WHAT YOU ARE ASKED TO DO – For every line below, output the text exactly and leave out images.

THE DATA –
+--
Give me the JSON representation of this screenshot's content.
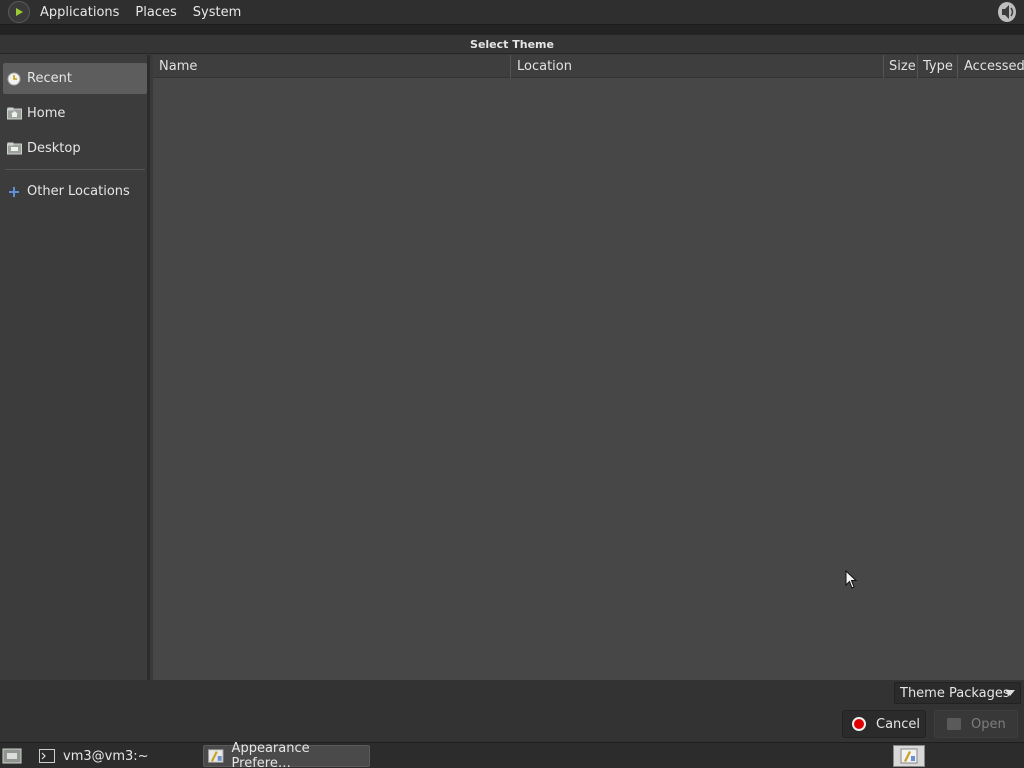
{
  "top_panel": {
    "menus": [
      "Applications",
      "Places",
      "System"
    ],
    "icons": {
      "menu_logo": "gnome-foot-icon",
      "volume": "speaker-volume-icon"
    }
  },
  "dialog": {
    "title": "Select Theme",
    "sidebar": {
      "items": [
        {
          "label": "Recent",
          "icon": "recent-clock-icon",
          "selected": true
        },
        {
          "label": "Home",
          "icon": "home-folder-icon",
          "selected": false
        },
        {
          "label": "Desktop",
          "icon": "desktop-folder-icon",
          "selected": false
        },
        {
          "label": "Other Locations",
          "icon": "plus-locations-icon",
          "selected": false
        }
      ]
    },
    "file_list": {
      "columns": [
        "Name",
        "Location",
        "Size",
        "Type",
        "Accessed"
      ],
      "rows": []
    },
    "filter": {
      "selected": "Theme Packages"
    },
    "buttons": {
      "cancel": "Cancel",
      "open": "Open"
    }
  },
  "taskbar": {
    "tasks": [
      {
        "label": "vm3@vm3:~",
        "icon": "terminal-icon",
        "active": false
      },
      {
        "label": "Appearance Prefere…",
        "icon": "appearance-icon",
        "active": true
      }
    ]
  },
  "colors": {
    "panel": "#2f2f2f",
    "dialog_bg": "#3a3a3a",
    "list_bg": "#474747",
    "selected_row": "#5d5d5d",
    "cancel_red": "#e00000"
  }
}
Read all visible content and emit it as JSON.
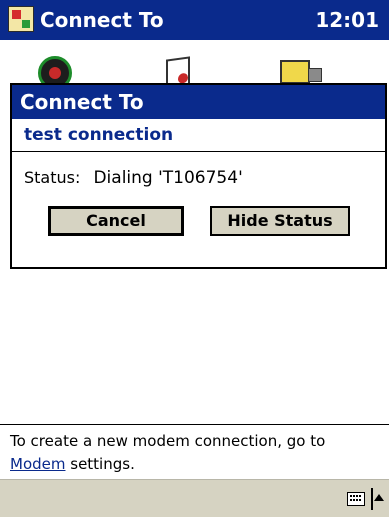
{
  "app": {
    "title": "Connect To",
    "time": "12:01"
  },
  "dialog": {
    "title": "Connect To",
    "connection_name": "test connection",
    "status_label": "Status:",
    "status_value": "Dialing 'T106754'",
    "buttons": {
      "cancel": "Cancel",
      "hide": "Hide Status"
    }
  },
  "info": {
    "line1": "To create a new modem connection, go to",
    "link": "Modem",
    "line2_rest": " settings."
  },
  "icons": {
    "app": "windows-flag-icon",
    "background": [
      "connection-icon",
      "document-icon",
      "phone-modem-icon"
    ],
    "taskbar": [
      "keyboard-icon",
      "input-menu-arrow-icon"
    ]
  }
}
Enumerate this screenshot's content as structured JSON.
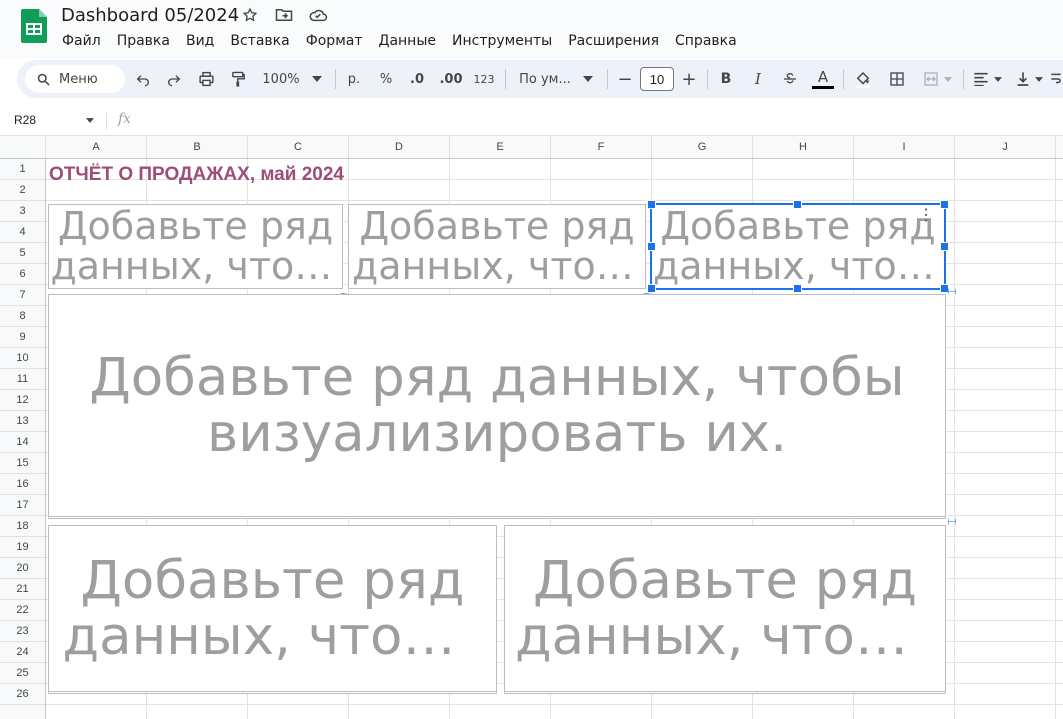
{
  "app": {
    "doc_title": "Dashboard 05/2024",
    "menu": [
      "Файл",
      "Правка",
      "Вид",
      "Вставка",
      "Формат",
      "Данные",
      "Инструменты",
      "Расширения",
      "Справка"
    ]
  },
  "toolbar": {
    "search_label": "Меню",
    "zoom": "100%",
    "currency": "р.",
    "percent": "%",
    "dec_less": ".0",
    "dec_more": ".00",
    "number_format": "123",
    "font_name": "По ум...",
    "font_size": "10",
    "minus": "−",
    "plus": "+",
    "bold": "B",
    "italic": "I",
    "text_color_letter": "A"
  },
  "formula_bar": {
    "cell_ref": "R28",
    "fx": "fx"
  },
  "columns": [
    "A",
    "B",
    "C",
    "D",
    "E",
    "F",
    "G",
    "H",
    "I",
    "J"
  ],
  "rows": [
    "1",
    "2",
    "3",
    "4",
    "5",
    "6",
    "7",
    "8",
    "9",
    "10",
    "11",
    "12",
    "13",
    "14",
    "15",
    "16",
    "17",
    "18",
    "19",
    "20",
    "21",
    "22",
    "23",
    "24",
    "25",
    "26"
  ],
  "sheet": {
    "report_title": "ОТЧЁТ О ПРОДАЖАХ, май 2024"
  },
  "charts": {
    "small_1": {
      "line1": "Добавьте ряд",
      "line2": "данных, чтоб..."
    },
    "small_2": {
      "line1": "Добавьте ряд",
      "line2": "данных, чтоб..."
    },
    "small_3": {
      "line1": "Добавьте ряд",
      "line2": "данных, чтоб..."
    },
    "big": {
      "line1": "Добавьте ряд данных, чтобы",
      "line2": "визуализировать их."
    },
    "half_1": {
      "line1": "Добавьте ряд",
      "line2": "данных, чтобы..."
    },
    "half_2": {
      "line1": "Добавьте ряд",
      "line2": "данных, чтобы..."
    }
  },
  "colors": {
    "title_color": "#9c4d78",
    "selection": "#1a73e8",
    "placeholder_text": "#9e9e9e"
  }
}
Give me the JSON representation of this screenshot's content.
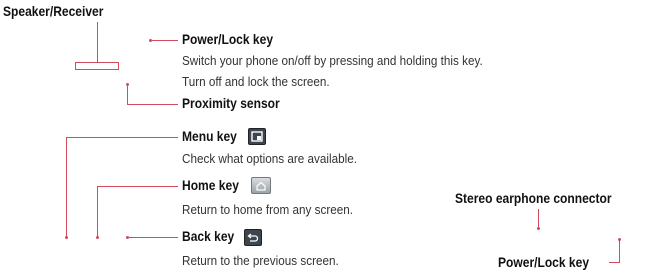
{
  "labels": {
    "speaker_receiver": "Speaker/Receiver",
    "power_lock_key_top": "Power/Lock key",
    "power_lock_desc_1": "Switch your phone on/off by pressing and holding this key.",
    "power_lock_desc_2": "Turn off and lock the screen.",
    "proximity_sensor": "Proximity sensor",
    "menu_key": "Menu key",
    "menu_key_desc": "Check what options are available.",
    "home_key": "Home key",
    "home_key_desc": "Return to home from any screen.",
    "back_key": "Back key",
    "back_key_desc": "Return to the previous screen.",
    "stereo_earphone_connector": "Stereo earphone connector",
    "power_lock_key_bottom": "Power/Lock key"
  },
  "icons": {
    "menu": "menu-icon",
    "home": "home-icon",
    "back": "back-icon"
  },
  "colors": {
    "leader_line": "#d44a5f",
    "text": "#111111"
  }
}
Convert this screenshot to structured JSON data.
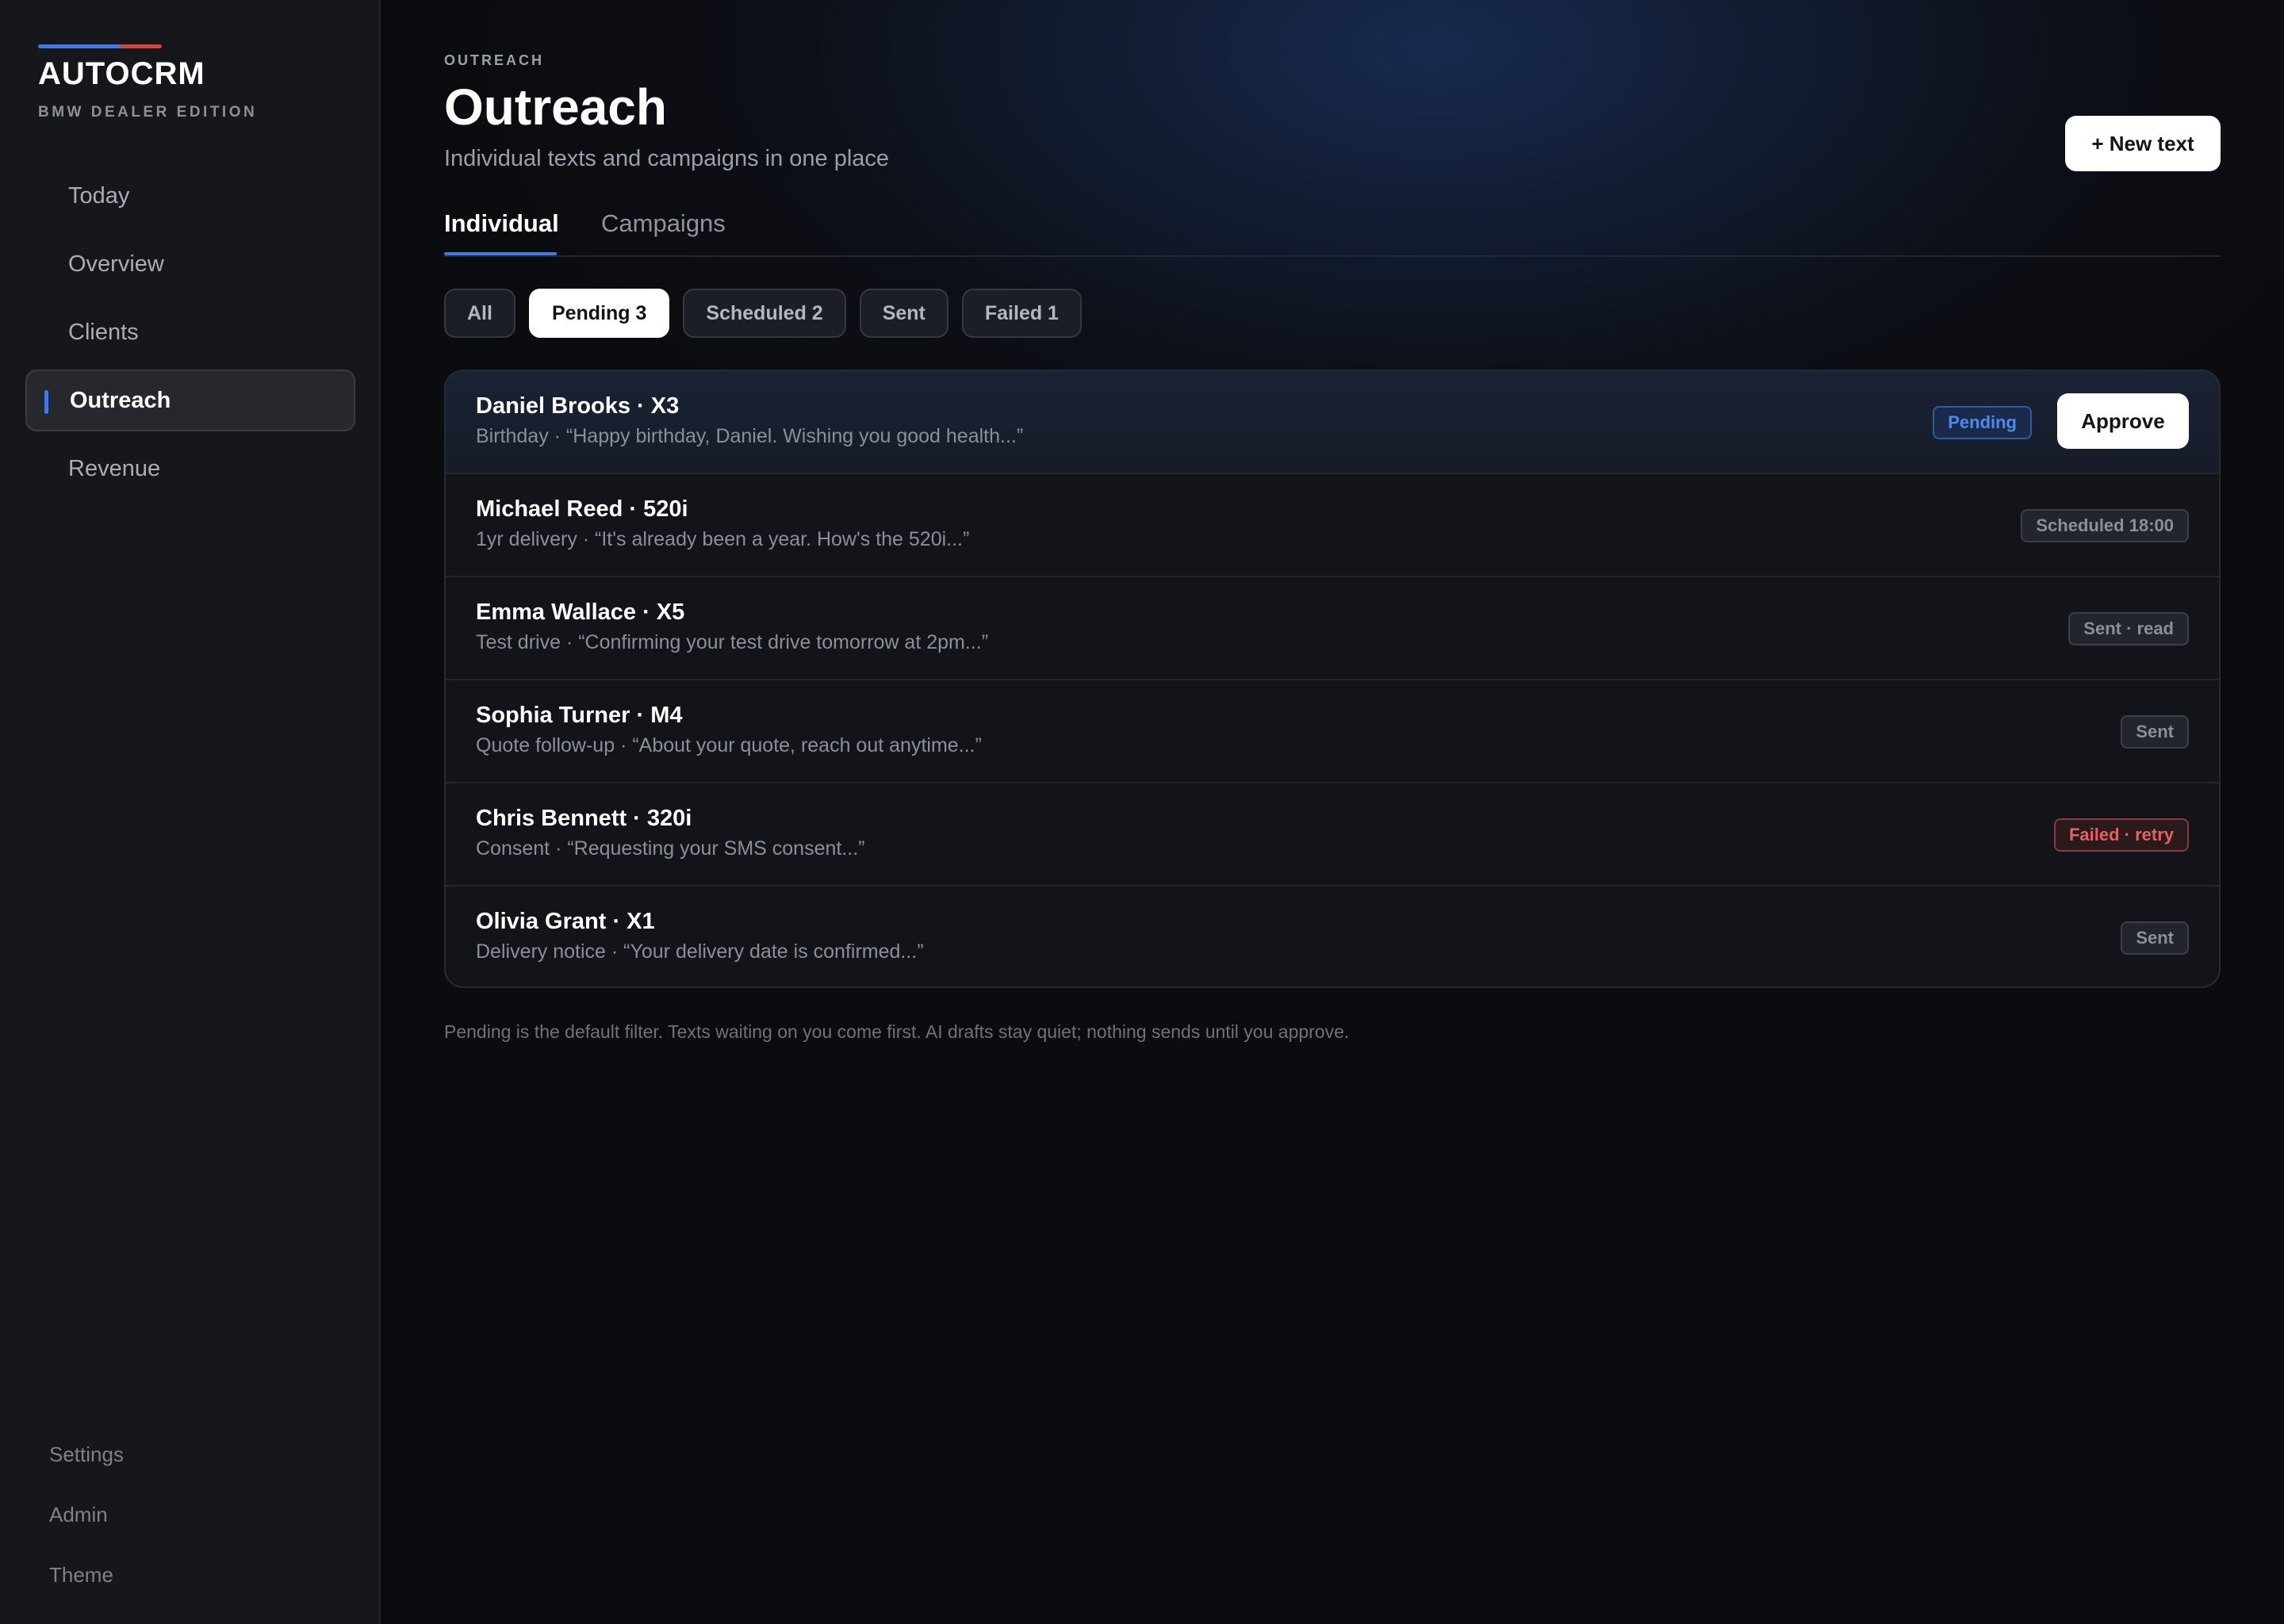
{
  "colors": {
    "accent_blue": "#3f7ae6",
    "accent_red": "#d2443c",
    "pending": "#4b8bf0",
    "failed": "#e06262"
  },
  "brand": {
    "title": "AUTOCRM",
    "subtitle": "BMW DEALER EDITION"
  },
  "sidebar": {
    "items": [
      {
        "label": "Today"
      },
      {
        "label": "Overview"
      },
      {
        "label": "Clients"
      },
      {
        "label": "Outreach",
        "active": true
      },
      {
        "label": "Revenue"
      }
    ],
    "bottom": [
      {
        "label": "Settings"
      },
      {
        "label": "Admin"
      },
      {
        "label": "Theme"
      }
    ]
  },
  "header": {
    "eyebrow": "OUTREACH",
    "title": "Outreach",
    "subtitle": "Individual texts and campaigns in one place",
    "new_button": "+ New text"
  },
  "tabs": [
    {
      "label": "Individual",
      "active": true
    },
    {
      "label": "Campaigns"
    }
  ],
  "filters": [
    {
      "label": "All"
    },
    {
      "label": "Pending 3",
      "active": true
    },
    {
      "label": "Scheduled 2"
    },
    {
      "label": "Sent"
    },
    {
      "label": "Failed 1"
    }
  ],
  "messages": [
    {
      "title": "Daniel Brooks · X3",
      "description": "Birthday · “Happy birthday, Daniel. Wishing you good health...”",
      "status": "Pending",
      "action": "Approve"
    },
    {
      "title": "Michael Reed · 520i",
      "description": "1yr delivery · “It's already been a year. How's the 520i...”",
      "status": "Scheduled 18:00"
    },
    {
      "title": "Emma Wallace · X5",
      "description": "Test drive · “Confirming your test drive tomorrow at 2pm...”",
      "status": "Sent · read"
    },
    {
      "title": "Sophia Turner · M4",
      "description": "Quote follow-up · “About your quote, reach out anytime...”",
      "status": "Sent"
    },
    {
      "title": "Chris Bennett · 320i",
      "description": "Consent · “Requesting your SMS consent...”",
      "status": "Failed · retry"
    },
    {
      "title": "Olivia Grant · X1",
      "description": "Delivery notice · “Your delivery date is confirmed...”",
      "status": "Sent"
    }
  ],
  "footnote": "Pending is the default filter. Texts waiting on you come first. AI drafts stay quiet; nothing sends until you approve."
}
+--
EXERCISE ANSWER –
Give me the JSON representation of this screenshot's content.
{
  "top_panel": {
    "menus": [
      "Applications",
      "Places",
      "System"
    ],
    "icons": {
      "menu_logo": "gnome-foot-icon",
      "volume": "speaker-volume-icon"
    }
  },
  "dialog": {
    "title": "Select Theme",
    "sidebar": {
      "items": [
        {
          "label": "Recent",
          "icon": "recent-clock-icon",
          "selected": true
        },
        {
          "label": "Home",
          "icon": "home-folder-icon",
          "selected": false
        },
        {
          "label": "Desktop",
          "icon": "desktop-folder-icon",
          "selected": false
        },
        {
          "label": "Other Locations",
          "icon": "plus-locations-icon",
          "selected": false
        }
      ]
    },
    "file_list": {
      "columns": [
        "Name",
        "Location",
        "Size",
        "Type",
        "Accessed"
      ],
      "rows": []
    },
    "filter": {
      "selected": "Theme Packages"
    },
    "buttons": {
      "cancel": "Cancel",
      "open": "Open"
    }
  },
  "taskbar": {
    "tasks": [
      {
        "label": "vm3@vm3:~",
        "icon": "terminal-icon",
        "active": false
      },
      {
        "label": "Appearance Prefere…",
        "icon": "appearance-icon",
        "active": true
      }
    ]
  },
  "colors": {
    "panel": "#2f2f2f",
    "dialog_bg": "#3a3a3a",
    "list_bg": "#474747",
    "selected_row": "#5d5d5d",
    "cancel_red": "#e00000"
  }
}
Read all visible content and emit it as JSON.
{
  "app": {
    "title": "Connect To",
    "time": "12:01"
  },
  "dialog": {
    "title": "Connect To",
    "connection_name": "test connection",
    "status_label": "Status:",
    "status_value": "Dialing 'T106754'",
    "buttons": {
      "cancel": "Cancel",
      "hide": "Hide Status"
    }
  },
  "info": {
    "line1": "To create a new modem connection, go to",
    "link": "Modem",
    "line2_rest": " settings."
  },
  "icons": {
    "app": "windows-flag-icon",
    "background": [
      "connection-icon",
      "document-icon",
      "phone-modem-icon"
    ],
    "taskbar": [
      "keyboard-icon",
      "input-menu-arrow-icon"
    ]
  }
}
Enumerate this screenshot's content as structured JSON.
{
  "app": {
    "doc_title": "Dashboard 05/2024",
    "menu": [
      "Файл",
      "Правка",
      "Вид",
      "Вставка",
      "Формат",
      "Данные",
      "Инструменты",
      "Расширения",
      "Справка"
    ]
  },
  "toolbar": {
    "search_label": "Меню",
    "zoom": "100%",
    "currency": "р.",
    "percent": "%",
    "dec_less": ".0",
    "dec_more": ".00",
    "number_format": "123",
    "font_name": "По ум...",
    "font_size": "10",
    "minus": "−",
    "plus": "+",
    "bold": "B",
    "italic": "I",
    "text_color_letter": "A"
  },
  "formula_bar": {
    "cell_ref": "R28",
    "fx": "fx"
  },
  "columns": [
    "A",
    "B",
    "C",
    "D",
    "E",
    "F",
    "G",
    "H",
    "I",
    "J"
  ],
  "rows": [
    "1",
    "2",
    "3",
    "4",
    "5",
    "6",
    "7",
    "8",
    "9",
    "10",
    "11",
    "12",
    "13",
    "14",
    "15",
    "16",
    "17",
    "18",
    "19",
    "20",
    "21",
    "22",
    "23",
    "24",
    "25",
    "26"
  ],
  "sheet": {
    "report_title": "ОТЧЁТ О ПРОДАЖАХ, май 2024"
  },
  "charts": {
    "small_1": {
      "line1": "Добавьте ряд",
      "line2": "данных, чтоб..."
    },
    "small_2": {
      "line1": "Добавьте ряд",
      "line2": "данных, чтоб..."
    },
    "small_3": {
      "line1": "Добавьте ряд",
      "line2": "данных, чтоб..."
    },
    "big": {
      "line1": "Добавьте ряд данных, чтобы",
      "line2": "визуализировать их."
    },
    "half_1": {
      "line1": "Добавьте ряд",
      "line2": "данных, чтобы..."
    },
    "half_2": {
      "line1": "Добавьте ряд",
      "line2": "данных, чтобы..."
    }
  },
  "colors": {
    "title_color": "#9c4d78",
    "selection": "#1a73e8",
    "placeholder_text": "#9e9e9e"
  }
}
Give me the JSON representation of this screenshot's content.
{
  "labels": {
    "speaker_receiver": "Speaker/Receiver",
    "power_lock_key_top": "Power/Lock key",
    "power_lock_desc_1": "Switch your phone on/off by pressing and holding this key.",
    "power_lock_desc_2": "Turn off and lock the screen.",
    "proximity_sensor": "Proximity sensor",
    "menu_key": "Menu key",
    "menu_key_desc": "Check what options are available.",
    "home_key": "Home key",
    "home_key_desc": "Return to home from any screen.",
    "back_key": "Back key",
    "back_key_desc": "Return to the previous screen.",
    "stereo_earphone_connector": "Stereo earphone connector",
    "power_lock_key_bottom": "Power/Lock key"
  },
  "icons": {
    "menu": "menu-icon",
    "home": "home-icon",
    "back": "back-icon"
  },
  "colors": {
    "leader_line": "#d44a5f",
    "text": "#111111"
  }
}
Convert this screenshot to structured JSON data.
{
  "colors": {
    "accent_blue": "#3f7ae6",
    "accent_red": "#d2443c",
    "pending": "#4b8bf0",
    "failed": "#e06262"
  },
  "brand": {
    "title": "AUTOCRM",
    "subtitle": "BMW DEALER EDITION"
  },
  "sidebar": {
    "items": [
      {
        "label": "Today"
      },
      {
        "label": "Overview"
      },
      {
        "label": "Clients"
      },
      {
        "label": "Outreach",
        "active": true
      },
      {
        "label": "Revenue"
      }
    ],
    "bottom": [
      {
        "label": "Settings"
      },
      {
        "label": "Admin"
      },
      {
        "label": "Theme"
      }
    ]
  },
  "header": {
    "eyebrow": "OUTREACH",
    "title": "Outreach",
    "subtitle": "Individual texts and campaigns in one place",
    "new_button": "+ New text"
  },
  "tabs": [
    {
      "label": "Individual",
      "active": true
    },
    {
      "label": "Campaigns"
    }
  ],
  "filters": [
    {
      "label": "All"
    },
    {
      "label": "Pending 3",
      "active": true
    },
    {
      "label": "Scheduled 2"
    },
    {
      "label": "Sent"
    },
    {
      "label": "Failed 1"
    }
  ],
  "messages": [
    {
      "title": "Daniel Brooks · X3",
      "description": "Birthday · “Happy birthday, Daniel. Wishing you good health...”",
      "status": "Pending",
      "action": "Approve"
    },
    {
      "title": "Michael Reed · 520i",
      "description": "1yr delivery · “It's already been a year. How's the 520i...”",
      "status": "Scheduled 18:00"
    },
    {
      "title": "Emma Wallace · X5",
      "description": "Test drive · “Confirming your test drive tomorrow at 2pm...”",
      "status": "Sent · read"
    },
    {
      "title": "Sophia Turner · M4",
      "description": "Quote follow-up · “About your quote, reach out anytime...”",
      "status": "Sent"
    },
    {
      "title": "Chris Bennett · 320i",
      "description": "Consent · “Requesting your SMS consent...”",
      "status": "Failed · retry"
    },
    {
      "title": "Olivia Grant · X1",
      "description": "Delivery notice · “Your delivery date is confirmed...”",
      "status": "Sent"
    }
  ],
  "footnote": "Pending is the default filter. Texts waiting on you come first. AI drafts stay quiet; nothing sends until you approve."
}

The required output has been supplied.